Interview with Bertie Blackman by Freya Bennett
I just finished reading Bohemian Negligence, congratulations, it’s such a stunning book. When did the idea to write a memoir come about?
It been years in the making really… but I started to write it in my head about a year before I put pen to paper. My agent had been lightly suggesting it for a while – but it wasn’t until my dad passed away, that I felt like it was the right time. It was in the grief of losing him, and swimming in the memories – that I felt compelled to put pen to paper. I also really wanted to capture a particular time of my life, before judgement set in. Or moreover, my adult mind stared to grow! Patti Smiths childhood memoir woolgathering was a great inspiration to me, and gave me great courage to share.
Your story deals with some heavy topics, which I’m sure were difficult to relive, how did you take care of yourself during the writing process?
It was difficult and complex, and continues to be. But I was actually pregnant at the time, so instead of resorting to drinking wine to cope, I would go for a swim in the ocean or just put headphones on and listen to loud music to drown everything out. It was also really important for me to simply just process it all. Good therapy!
Have you shared the book with family and how did they react to the retelling of your childhood?
I have shared the book with my family now, yes. Giving the finished book to my mum was the hardest. We didn’t talk a lot about the details of things when they happened, because I was so young. And then she respectfully waited until I was ready to talk – which wasn’t really until I had written this all down. We have had some great conversations since, and it has been really healing for us. Its been healing for us all as a family as well – which is what I was hoping would happen.
How was the transition from lyrical writing to book writing?
For this book – it really felt very similar.
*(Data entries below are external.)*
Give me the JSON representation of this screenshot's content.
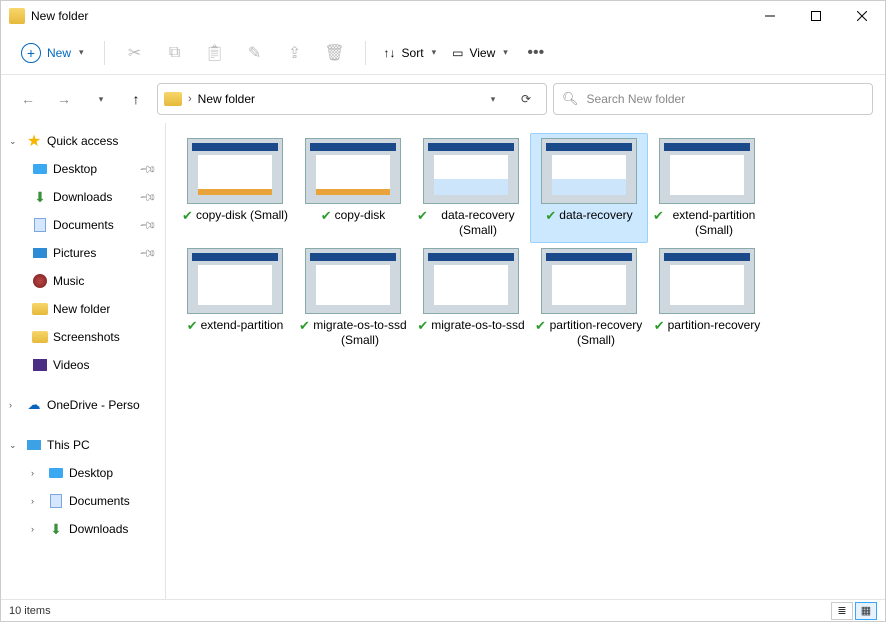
{
  "window": {
    "title": "New folder"
  },
  "toolbar": {
    "new_label": "New",
    "sort_label": "Sort",
    "view_label": "View"
  },
  "breadcrumb": {
    "path": "New folder"
  },
  "search": {
    "placeholder": "Search New folder"
  },
  "sidebar": {
    "quick_access": "Quick access",
    "quick_items": [
      {
        "label": "Desktop",
        "pinned": true
      },
      {
        "label": "Downloads",
        "pinned": true
      },
      {
        "label": "Documents",
        "pinned": true
      },
      {
        "label": "Pictures",
        "pinned": true
      },
      {
        "label": "Music",
        "pinned": false
      },
      {
        "label": "New folder",
        "pinned": false
      },
      {
        "label": "Screenshots",
        "pinned": false
      },
      {
        "label": "Videos",
        "pinned": false
      }
    ],
    "onedrive": "OneDrive - Perso",
    "this_pc": "This PC",
    "pc_items": [
      {
        "label": "Desktop"
      },
      {
        "label": "Documents"
      },
      {
        "label": "Downloads"
      }
    ]
  },
  "files": [
    {
      "name": "copy-disk (Small)",
      "thumb": "orange",
      "selected": false
    },
    {
      "name": "copy-disk",
      "thumb": "orange",
      "selected": false
    },
    {
      "name": "data-recovery (Small)",
      "thumb": "blue",
      "selected": false
    },
    {
      "name": "data-recovery",
      "thumb": "blue",
      "selected": true
    },
    {
      "name": "extend-partition (Small)",
      "thumb": "plain",
      "selected": false
    },
    {
      "name": "extend-partition",
      "thumb": "plain",
      "selected": false
    },
    {
      "name": "migrate-os-to-ssd (Small)",
      "thumb": "plain",
      "selected": false
    },
    {
      "name": "migrate-os-to-ssd",
      "thumb": "plain",
      "selected": false
    },
    {
      "name": "partition-recovery (Small)",
      "thumb": "plain",
      "selected": false
    },
    {
      "name": "partition-recovery",
      "thumb": "plain",
      "selected": false
    }
  ],
  "status": {
    "text": "10 items"
  }
}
I would just shut my eyes… picture the feeling and put myself back in the memory – and simply just write. It was very visceral as a practice. I would write in the very early hours of the morning when it was dark and quiet. And I would sometimes wake in the middle of the night as well. Much like songwriting. It must come from the same place. A strange place!
As a new parent, how did it feel to relive your childhood? Did it give it a new edge?
It was hard. I intentionally wrote the more difficult parts of the book before Rumi was born, because I knew it would be really hard to do while looking at my little baby. I think it gave it a particular edge, because I knew I only had a few months to get it done. Made me dive deeper I would say.
What do you hope people get from reading this book?
I really wanted to share my story to help others who have been through similar experiences. Hearing others stand up and use their voice to call out behaviour is really integral to not feeling alone. I also really wanted to show that difficult/challenging experiences can become beautiful as well. There is a light and shade in every experience of life – but it has taken some perspective to get to that!
The book is so full of memories, how did you remember so much detail from your child? Have you always had a good memory or did it take some digging?
I don’t know how really. I just have a crazy good memory of my childhood. I think because it was so full of experience and because I was given just a textural language by my mother and father – that I perhaps was able to paint my memories in a particular way.
Will we be blessed with more books by Bertie Blackman in the future?
You sure will! I am working on a gothic horror at the moment – which will be developed into a screen play. I have also written another children’s book as well, but just trying to find the right timing for it.